State responsible: Queensland and Sunwater

Project benefits

This project will improve the population structure and support increased movement and distribution of key species in the northern Basin including the olive perchlet, southern purple-spotted gudgeon, freshwater catfish and silver perch.

Status of project

  • Feasibility proposal completed
  • Project approved for business case development. Business case due to the Australian Government in November 2021
  • Preliminary investigations underway. Public consultation to be undertaken as part of business case development
Queensland improving catchment fish resilience: Culgoa River project

This project will install up to 5 fishways along the length of the Culgoa River. The Culgoa River represents 489 km of riverine habitat in both New South Wales and Queensland. Remediation of the barriers will provide passage in the Culgoa River linking this region with the Darling River and the greater Murray–Darling Basin downstream. Connectivity will also improve access to key refuge waterholes at Brenda and Weilmoringle, and the Lower Balonne floodplain under a larger range of flow conditions. The project may include vertical slot fishways for low-level structures, bypass channels and rock ramps.

State responsible: Queensland

Project benefits

This project will support improved population structure, increased movement and the expanded distribution and populations of key native fish species in the northern Basin.

Status of project

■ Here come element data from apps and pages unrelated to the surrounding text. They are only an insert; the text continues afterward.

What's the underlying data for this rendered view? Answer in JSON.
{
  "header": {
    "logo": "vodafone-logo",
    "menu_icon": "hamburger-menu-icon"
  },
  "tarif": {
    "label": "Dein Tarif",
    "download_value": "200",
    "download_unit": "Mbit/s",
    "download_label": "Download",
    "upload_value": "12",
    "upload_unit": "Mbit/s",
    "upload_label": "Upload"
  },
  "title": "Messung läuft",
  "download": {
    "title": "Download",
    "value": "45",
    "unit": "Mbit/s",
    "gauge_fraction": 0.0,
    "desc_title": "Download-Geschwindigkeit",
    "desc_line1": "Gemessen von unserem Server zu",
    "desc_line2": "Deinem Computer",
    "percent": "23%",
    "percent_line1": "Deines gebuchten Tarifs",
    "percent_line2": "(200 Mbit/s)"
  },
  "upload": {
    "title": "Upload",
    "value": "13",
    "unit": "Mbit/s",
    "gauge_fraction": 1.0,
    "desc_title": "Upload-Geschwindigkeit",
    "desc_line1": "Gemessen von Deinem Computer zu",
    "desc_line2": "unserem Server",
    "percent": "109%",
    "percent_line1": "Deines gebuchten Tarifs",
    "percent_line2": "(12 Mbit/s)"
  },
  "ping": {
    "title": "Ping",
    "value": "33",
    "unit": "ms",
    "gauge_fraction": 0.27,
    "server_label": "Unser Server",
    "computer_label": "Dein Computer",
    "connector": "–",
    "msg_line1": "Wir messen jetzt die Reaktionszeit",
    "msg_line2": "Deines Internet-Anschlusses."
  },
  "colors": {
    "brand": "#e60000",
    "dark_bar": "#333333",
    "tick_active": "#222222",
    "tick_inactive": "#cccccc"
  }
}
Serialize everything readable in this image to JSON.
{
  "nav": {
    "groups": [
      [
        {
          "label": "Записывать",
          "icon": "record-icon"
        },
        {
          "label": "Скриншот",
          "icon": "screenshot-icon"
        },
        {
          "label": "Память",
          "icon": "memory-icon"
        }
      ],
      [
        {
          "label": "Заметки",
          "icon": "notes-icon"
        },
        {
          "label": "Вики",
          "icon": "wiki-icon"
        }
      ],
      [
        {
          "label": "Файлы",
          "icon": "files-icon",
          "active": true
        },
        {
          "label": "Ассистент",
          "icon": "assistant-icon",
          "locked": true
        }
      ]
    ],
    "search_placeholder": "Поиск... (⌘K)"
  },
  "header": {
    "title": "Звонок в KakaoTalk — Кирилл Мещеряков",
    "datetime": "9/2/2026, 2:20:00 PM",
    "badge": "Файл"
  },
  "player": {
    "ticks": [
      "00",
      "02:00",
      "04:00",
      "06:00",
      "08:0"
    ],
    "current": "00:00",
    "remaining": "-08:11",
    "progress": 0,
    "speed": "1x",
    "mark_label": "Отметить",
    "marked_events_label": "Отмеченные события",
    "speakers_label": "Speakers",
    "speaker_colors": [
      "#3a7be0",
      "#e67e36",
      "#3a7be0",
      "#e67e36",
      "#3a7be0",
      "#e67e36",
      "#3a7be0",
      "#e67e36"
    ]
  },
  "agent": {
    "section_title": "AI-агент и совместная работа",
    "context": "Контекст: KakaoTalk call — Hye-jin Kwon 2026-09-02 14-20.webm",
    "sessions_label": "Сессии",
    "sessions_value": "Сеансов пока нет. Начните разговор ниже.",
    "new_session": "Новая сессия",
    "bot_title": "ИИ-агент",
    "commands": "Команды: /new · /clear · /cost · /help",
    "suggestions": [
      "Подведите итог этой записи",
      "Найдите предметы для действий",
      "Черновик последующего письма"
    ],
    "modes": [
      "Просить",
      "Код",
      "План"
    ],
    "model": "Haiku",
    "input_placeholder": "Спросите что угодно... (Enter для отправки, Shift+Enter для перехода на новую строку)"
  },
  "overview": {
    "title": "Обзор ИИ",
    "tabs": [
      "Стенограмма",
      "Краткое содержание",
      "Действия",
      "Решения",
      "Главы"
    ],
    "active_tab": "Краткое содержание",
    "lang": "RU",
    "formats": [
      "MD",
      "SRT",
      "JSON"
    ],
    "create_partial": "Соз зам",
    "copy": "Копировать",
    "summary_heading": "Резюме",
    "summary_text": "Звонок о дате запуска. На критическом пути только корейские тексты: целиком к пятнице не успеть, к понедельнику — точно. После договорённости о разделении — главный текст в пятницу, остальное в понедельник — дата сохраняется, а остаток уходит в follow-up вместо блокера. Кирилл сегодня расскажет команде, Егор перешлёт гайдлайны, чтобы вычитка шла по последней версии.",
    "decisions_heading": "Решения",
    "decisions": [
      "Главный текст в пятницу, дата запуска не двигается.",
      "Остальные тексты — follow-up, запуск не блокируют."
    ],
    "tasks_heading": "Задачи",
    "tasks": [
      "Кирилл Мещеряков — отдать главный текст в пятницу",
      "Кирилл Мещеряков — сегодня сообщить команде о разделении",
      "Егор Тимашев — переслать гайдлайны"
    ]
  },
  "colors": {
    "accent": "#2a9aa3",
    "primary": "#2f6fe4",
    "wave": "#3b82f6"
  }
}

  • Feasibility proposal completed
  • Project approved for business case development. Business Case due to the Australian Government in November 2021
  • Preliminary investigations underway. Public consultation to be undertaken as part of business case development